To diagnose atypical depression, clinicians look for mood reactivity in combination with at least two of the four other most common symptoms of atypical depression: the excessive sleeping, the weight gain or overeating, the feeling of being weighed down, and the rejection sensitivity. Doctors will often do tests to rule out other physical conditions, like thyroid problems, before arriving at a diagnosis.
One other thing that distinguishes atypical features from other forms of depression is the response to treatment.
Major depression is often treated with tricyclic antidepressants, but these tend not to produce much improvement in people suffering from atypical depression. Although, people who are suffering from the mental illness do respond to monoamine oxidase inhibitor (MAOIs) and, in most cases, to selective serotonin reuptake inhibitors (SSRIs).

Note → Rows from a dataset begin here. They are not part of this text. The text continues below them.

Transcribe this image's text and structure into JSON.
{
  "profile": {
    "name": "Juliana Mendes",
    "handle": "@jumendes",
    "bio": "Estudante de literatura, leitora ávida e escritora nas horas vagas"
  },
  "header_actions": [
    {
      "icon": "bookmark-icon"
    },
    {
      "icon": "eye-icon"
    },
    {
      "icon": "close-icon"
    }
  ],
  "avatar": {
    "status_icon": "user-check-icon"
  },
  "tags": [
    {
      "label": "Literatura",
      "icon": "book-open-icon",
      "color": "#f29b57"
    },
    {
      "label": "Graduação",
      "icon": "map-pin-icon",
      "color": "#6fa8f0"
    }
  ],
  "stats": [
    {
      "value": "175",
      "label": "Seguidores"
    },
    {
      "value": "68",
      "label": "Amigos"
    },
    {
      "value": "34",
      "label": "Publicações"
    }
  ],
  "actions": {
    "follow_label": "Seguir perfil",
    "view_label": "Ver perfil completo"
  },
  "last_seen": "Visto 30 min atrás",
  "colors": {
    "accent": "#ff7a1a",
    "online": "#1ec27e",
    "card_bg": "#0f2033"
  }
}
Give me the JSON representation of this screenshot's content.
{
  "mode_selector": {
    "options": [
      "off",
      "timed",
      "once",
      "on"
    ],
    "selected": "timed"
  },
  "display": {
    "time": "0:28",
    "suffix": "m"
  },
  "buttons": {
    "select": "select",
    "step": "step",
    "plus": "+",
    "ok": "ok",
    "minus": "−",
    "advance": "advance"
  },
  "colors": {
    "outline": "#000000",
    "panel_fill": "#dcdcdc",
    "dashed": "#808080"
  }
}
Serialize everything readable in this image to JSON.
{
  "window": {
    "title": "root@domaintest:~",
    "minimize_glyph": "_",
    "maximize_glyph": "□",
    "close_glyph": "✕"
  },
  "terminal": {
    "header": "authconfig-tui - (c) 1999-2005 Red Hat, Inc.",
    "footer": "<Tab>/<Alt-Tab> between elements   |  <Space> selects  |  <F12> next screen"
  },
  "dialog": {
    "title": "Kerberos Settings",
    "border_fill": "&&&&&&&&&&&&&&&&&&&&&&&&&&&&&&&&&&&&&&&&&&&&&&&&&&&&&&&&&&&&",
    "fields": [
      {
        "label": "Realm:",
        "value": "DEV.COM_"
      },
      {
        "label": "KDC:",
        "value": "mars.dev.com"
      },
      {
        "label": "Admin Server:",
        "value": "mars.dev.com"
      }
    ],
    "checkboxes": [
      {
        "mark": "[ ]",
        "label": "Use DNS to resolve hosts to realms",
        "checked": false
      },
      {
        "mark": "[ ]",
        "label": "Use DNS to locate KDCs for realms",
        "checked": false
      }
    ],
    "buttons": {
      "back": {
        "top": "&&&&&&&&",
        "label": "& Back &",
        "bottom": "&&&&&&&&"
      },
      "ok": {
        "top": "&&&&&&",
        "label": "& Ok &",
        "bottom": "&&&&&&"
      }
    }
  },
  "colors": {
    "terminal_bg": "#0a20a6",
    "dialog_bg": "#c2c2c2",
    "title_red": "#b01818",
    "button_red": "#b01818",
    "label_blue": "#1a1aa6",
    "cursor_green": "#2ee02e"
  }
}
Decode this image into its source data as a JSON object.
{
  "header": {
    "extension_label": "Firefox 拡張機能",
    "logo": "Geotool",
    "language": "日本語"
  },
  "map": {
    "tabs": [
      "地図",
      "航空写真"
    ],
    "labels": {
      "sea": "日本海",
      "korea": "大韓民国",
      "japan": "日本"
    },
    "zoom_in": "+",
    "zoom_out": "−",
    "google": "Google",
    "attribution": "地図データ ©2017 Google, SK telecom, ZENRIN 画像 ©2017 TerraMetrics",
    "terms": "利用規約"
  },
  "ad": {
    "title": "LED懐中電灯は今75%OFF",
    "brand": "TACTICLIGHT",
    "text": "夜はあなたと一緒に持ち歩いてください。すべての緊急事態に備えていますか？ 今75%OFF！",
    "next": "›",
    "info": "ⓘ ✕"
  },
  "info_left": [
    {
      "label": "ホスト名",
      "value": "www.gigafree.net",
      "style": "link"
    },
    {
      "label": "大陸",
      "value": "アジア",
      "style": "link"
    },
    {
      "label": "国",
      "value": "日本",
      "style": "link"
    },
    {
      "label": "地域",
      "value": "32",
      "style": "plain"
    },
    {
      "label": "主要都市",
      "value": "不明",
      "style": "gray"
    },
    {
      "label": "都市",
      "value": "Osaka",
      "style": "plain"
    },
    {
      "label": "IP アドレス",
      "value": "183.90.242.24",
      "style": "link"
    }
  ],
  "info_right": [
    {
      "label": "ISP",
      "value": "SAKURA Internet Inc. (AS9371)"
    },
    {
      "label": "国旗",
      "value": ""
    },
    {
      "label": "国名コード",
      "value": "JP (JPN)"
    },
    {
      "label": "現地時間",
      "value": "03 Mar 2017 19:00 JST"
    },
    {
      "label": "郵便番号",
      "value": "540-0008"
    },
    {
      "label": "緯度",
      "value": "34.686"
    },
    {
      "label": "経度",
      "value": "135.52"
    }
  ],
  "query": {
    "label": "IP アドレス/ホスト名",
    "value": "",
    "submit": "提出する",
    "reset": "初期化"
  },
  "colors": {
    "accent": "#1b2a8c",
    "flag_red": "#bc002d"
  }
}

Medication is not the only form of treatment. Psychotherapy, sometimes known as talk therapy, is also an effective method of treatment for those with symptoms of atypical depression. In psychotherapy sessions, people who suffer from depression talk about their feelings, relationships, and experiences. They work on identifying and changing unhealthy thoughts and behaviors, setting realistic personal goals, exploring coping strategies and problem-solving techniques, and finding ways to relieve disruptive symptoms of depression.
In many cases, atypical depression symptoms are best treated with a combination of therapy and medication.
There is no one medication or combination of medications that works for every person diagnosed with atypical depression. People who have atypical features may need to try several different medications or combinations of medications before finding the formula that works best for them.
Therapy, in addition to having its own benefits, can also be a helpful way to monitor the effectiveness of medication and how the person taking it is responding to the medication. Antidepressant medications also have potentially negative side effects that affect some people more than others, so those experiencing side effects may need a change in medication or therapeutic strategy even if the medication is working to relieve the symptoms of depression.
It’s important to understand that a person may be suffering from depression even if their moods seem to lift in response to positive events.
There are a number of different types of depression, and atypical depression is as serious as other types of depression like major depressive disorder, postpartum depression, or seasonal affective disorder. People who are experiencing atypical depression are at risk for dangerous behaviors, such as self-harm or even suicidal ideation or attempts.
Atypical depression should be taken seriously and people suffering with atypical features should seek professional treatment from a doctor, therapist, or counselor.